* _Material to process_
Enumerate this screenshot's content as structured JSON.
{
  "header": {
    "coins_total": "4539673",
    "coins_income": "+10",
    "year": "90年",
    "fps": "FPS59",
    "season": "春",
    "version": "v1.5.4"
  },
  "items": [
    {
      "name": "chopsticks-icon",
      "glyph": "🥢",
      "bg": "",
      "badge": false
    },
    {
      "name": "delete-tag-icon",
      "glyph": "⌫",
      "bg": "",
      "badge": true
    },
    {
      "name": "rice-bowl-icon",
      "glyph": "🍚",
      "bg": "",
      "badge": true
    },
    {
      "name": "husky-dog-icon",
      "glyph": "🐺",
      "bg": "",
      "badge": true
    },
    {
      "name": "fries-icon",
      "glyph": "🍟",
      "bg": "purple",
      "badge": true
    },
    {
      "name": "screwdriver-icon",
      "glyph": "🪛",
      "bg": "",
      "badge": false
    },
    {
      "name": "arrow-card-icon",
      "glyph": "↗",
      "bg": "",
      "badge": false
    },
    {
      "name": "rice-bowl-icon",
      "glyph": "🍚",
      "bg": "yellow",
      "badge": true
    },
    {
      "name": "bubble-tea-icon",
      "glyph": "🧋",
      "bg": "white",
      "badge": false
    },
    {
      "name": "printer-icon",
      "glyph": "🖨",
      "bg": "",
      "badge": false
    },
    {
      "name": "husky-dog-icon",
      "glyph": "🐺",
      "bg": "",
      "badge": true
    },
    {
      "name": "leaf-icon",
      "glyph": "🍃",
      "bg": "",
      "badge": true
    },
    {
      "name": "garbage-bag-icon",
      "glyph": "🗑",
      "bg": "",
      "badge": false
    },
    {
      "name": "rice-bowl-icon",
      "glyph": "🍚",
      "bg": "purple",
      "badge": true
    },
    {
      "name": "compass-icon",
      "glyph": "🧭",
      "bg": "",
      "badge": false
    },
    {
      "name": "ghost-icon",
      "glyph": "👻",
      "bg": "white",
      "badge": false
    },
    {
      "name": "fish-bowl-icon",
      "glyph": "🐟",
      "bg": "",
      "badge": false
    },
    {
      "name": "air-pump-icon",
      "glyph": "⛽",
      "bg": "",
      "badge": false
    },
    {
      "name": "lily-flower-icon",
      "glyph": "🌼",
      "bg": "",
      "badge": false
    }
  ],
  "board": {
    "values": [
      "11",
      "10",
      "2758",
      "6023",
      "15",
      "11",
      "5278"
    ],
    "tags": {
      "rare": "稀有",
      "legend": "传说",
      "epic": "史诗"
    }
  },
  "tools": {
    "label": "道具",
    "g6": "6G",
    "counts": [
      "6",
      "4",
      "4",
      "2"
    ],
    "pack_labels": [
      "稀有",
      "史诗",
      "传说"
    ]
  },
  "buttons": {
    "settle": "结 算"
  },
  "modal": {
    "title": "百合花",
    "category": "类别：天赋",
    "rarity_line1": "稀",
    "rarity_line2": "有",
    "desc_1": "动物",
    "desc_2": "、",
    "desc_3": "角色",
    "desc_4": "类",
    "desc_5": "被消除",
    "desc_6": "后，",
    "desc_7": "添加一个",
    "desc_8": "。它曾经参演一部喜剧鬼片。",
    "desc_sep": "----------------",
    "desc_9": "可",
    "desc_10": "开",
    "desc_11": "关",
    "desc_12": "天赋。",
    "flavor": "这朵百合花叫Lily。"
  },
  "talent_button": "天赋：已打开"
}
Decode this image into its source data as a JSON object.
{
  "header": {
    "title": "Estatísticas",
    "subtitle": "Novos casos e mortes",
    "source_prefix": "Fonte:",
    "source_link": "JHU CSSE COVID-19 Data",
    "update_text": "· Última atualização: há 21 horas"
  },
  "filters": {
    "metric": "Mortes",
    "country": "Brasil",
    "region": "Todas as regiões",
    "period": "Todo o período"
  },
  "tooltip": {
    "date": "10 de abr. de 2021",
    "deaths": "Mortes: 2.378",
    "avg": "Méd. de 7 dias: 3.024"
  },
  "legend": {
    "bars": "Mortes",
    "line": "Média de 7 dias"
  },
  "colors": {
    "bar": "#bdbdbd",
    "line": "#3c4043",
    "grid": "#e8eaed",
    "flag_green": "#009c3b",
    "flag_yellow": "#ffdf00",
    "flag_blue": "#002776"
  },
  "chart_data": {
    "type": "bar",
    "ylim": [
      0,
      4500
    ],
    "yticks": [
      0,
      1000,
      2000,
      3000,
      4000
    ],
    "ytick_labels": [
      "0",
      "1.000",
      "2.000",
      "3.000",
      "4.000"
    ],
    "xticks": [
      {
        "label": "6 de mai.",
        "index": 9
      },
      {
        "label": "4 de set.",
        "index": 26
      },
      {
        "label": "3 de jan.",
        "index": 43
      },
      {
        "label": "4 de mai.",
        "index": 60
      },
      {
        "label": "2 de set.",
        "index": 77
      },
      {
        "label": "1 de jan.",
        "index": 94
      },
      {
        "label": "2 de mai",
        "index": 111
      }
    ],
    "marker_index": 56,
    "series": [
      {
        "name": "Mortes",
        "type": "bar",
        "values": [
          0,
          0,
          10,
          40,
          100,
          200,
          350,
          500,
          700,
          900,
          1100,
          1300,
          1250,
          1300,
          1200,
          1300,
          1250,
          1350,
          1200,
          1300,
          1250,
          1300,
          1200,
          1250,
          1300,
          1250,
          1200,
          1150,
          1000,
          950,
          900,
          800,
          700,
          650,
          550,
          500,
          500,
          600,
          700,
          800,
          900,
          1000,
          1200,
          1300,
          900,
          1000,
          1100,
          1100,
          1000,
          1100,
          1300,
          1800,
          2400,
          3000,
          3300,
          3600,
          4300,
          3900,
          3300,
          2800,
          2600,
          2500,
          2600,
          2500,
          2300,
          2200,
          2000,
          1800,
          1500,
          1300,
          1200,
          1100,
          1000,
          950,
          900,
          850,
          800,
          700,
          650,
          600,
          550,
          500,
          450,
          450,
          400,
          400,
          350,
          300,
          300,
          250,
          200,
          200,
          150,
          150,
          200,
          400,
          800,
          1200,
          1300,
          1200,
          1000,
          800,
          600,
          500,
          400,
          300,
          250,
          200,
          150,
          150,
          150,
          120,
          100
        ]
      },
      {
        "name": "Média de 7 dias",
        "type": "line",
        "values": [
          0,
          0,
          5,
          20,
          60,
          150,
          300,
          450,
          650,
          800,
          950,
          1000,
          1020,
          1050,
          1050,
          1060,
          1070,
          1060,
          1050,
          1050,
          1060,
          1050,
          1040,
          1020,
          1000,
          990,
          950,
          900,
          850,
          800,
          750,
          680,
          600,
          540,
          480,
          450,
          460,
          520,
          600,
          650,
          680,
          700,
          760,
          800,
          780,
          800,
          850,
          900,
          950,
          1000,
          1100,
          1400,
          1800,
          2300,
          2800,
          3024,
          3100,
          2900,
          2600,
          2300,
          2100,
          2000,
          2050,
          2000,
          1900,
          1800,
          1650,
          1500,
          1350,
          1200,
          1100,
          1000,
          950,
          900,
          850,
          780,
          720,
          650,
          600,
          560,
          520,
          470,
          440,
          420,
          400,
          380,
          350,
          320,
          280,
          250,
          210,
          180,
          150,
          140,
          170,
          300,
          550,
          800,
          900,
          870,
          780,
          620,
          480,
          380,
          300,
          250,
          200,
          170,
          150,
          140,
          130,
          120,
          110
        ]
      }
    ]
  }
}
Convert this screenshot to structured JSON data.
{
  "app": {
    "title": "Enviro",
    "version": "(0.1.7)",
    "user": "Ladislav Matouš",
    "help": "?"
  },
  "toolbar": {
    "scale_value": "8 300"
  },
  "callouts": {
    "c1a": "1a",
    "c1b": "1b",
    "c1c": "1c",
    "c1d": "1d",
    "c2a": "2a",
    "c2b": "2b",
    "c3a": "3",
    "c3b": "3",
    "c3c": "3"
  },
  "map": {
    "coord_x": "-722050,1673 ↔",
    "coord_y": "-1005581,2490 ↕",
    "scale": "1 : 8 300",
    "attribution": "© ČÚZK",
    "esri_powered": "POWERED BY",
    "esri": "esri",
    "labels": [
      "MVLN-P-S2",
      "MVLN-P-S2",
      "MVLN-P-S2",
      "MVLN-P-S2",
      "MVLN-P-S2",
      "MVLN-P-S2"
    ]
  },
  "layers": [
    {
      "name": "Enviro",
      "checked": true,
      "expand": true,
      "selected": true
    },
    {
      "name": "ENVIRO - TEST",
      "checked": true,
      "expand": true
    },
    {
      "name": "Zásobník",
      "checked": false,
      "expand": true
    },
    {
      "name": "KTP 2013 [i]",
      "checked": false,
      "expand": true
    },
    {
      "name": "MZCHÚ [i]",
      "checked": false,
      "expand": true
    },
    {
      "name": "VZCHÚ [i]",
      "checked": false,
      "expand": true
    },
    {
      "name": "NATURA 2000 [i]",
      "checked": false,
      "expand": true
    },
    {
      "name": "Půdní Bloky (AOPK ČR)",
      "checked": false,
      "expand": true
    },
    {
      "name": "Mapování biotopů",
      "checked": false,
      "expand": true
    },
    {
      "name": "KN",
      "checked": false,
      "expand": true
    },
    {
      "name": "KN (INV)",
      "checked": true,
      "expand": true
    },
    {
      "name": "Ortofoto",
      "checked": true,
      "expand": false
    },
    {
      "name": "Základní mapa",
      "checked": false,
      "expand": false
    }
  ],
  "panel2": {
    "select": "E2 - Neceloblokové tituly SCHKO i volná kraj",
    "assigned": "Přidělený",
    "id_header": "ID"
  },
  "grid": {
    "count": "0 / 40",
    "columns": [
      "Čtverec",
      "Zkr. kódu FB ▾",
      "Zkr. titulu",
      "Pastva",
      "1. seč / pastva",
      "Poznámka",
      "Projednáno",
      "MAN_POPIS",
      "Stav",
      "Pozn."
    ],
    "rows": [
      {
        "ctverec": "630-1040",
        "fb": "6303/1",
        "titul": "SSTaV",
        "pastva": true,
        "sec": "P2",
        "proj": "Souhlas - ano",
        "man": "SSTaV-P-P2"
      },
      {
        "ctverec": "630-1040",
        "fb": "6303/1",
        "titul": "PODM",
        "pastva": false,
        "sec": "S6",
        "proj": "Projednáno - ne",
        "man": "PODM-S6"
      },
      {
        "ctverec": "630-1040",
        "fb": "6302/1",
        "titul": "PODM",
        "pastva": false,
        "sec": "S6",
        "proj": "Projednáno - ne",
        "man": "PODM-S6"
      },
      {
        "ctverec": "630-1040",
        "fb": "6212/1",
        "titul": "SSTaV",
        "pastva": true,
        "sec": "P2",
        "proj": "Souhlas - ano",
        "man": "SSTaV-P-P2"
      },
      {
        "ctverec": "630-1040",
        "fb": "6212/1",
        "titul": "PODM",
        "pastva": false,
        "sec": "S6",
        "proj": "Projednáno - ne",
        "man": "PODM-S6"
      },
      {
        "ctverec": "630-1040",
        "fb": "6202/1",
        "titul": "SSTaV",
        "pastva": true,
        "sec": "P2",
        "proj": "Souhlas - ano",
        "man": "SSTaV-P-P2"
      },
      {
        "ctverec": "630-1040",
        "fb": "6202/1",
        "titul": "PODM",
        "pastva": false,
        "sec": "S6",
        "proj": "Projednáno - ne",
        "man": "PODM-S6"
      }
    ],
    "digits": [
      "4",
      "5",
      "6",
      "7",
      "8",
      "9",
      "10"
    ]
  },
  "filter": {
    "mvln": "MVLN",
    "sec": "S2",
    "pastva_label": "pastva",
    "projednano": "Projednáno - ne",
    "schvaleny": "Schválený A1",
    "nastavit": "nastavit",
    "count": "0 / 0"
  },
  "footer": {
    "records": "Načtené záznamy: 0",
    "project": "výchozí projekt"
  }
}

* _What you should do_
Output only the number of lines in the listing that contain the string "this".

* _Answer section_
3